In the Copenhagen office, several teams of BIG architects spend the day on standby, waiting for a few moments of creative consultation, but the boss has to rush off to the Royal Opera House, a great luminous gadget perched on the edge of Copenhagen’s Inner Harbor, where Ingels is scheduled to give a talk at a sustainability conference. After a quick on-camera interview, a run-through and a round of hellos, he joins me for a standing conversation amid the final flurry of setup and the arriving crowds.
Architects are constantly rushing through the present to conjure a reality that doesn’t yet exist, and now that Ingels is finally still, he can think more calmly about the future he hopes to design: What he has in mind is not the radical, grand-scale drama of invention but a laborious process of nudging the present along a little at a time. The technological revolutions that have shaped the past few decades—the internet, supercomputing, automation—have centered on airy data. Now, he predicts, comes the tangible, buildable stuff: roads, buildings, power plants, museums.
“If you go back 50 or 60 years, science fiction was about physical exploration,” he says. “Actually, though, the physical realm hasn’t seen much innovation. The great leaps of the ’60s”—he mentions the domed biosphere and Habitat 67, Moshe Safdie’s modular, prefab concrete apartment complex that debuted at the Montreal Expo in 1967—“slowed down in the last half-century. Confidence that architecture could build the future disappeared. Now the physical world is again on the agenda.” He reels off reasons for optimism: “Three-D printing is a maturing technology. You can assemble things at a molecular level. Denmark launched the world’s most efficient windmill, which generates enough energy in 24 hours to power a typical American home for 20 years. The price performance of photovoltaic cells”—the technology behind solar panels—“is doubling every two years. Technologies that used to be luxurious are higher-performing than older ones.” The combination of Ingels’ engine-revving personality and long view of progress makes his architecture at once practical and bold. “Utopia is achieved step by step,” he says.

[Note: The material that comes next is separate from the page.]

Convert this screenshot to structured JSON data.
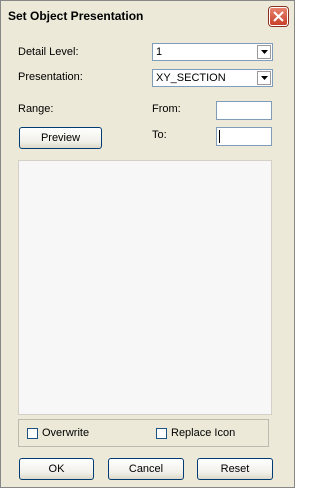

A few weeks later, back in New York, I catch up with Ingels again, and he invites me to sit in on an early-stage design meeting for a resort hotel. An associate soberly lays out the constraints and parameters, but within minutes, Ingels has whipped the small group into a froth of expensive fantasy: flocks of drones, waterfalls, curly structures, room service by robot. Someone has fashioned a shape like a potato chip out of foam, which Ingels sets in an imaginary pool. “I like the idea of a tissue sample, like a fragment of the future that has been dropped in from somewhere else,” he gushes. After an hour of this, he jumps up to meet the next pressing demand, leaving the staff to figure out what just happened—how to encode his restless imagination in a proposal that can be bought and built and will one day age with grace.
This article is a selection from the June issue of Smithsonian magazine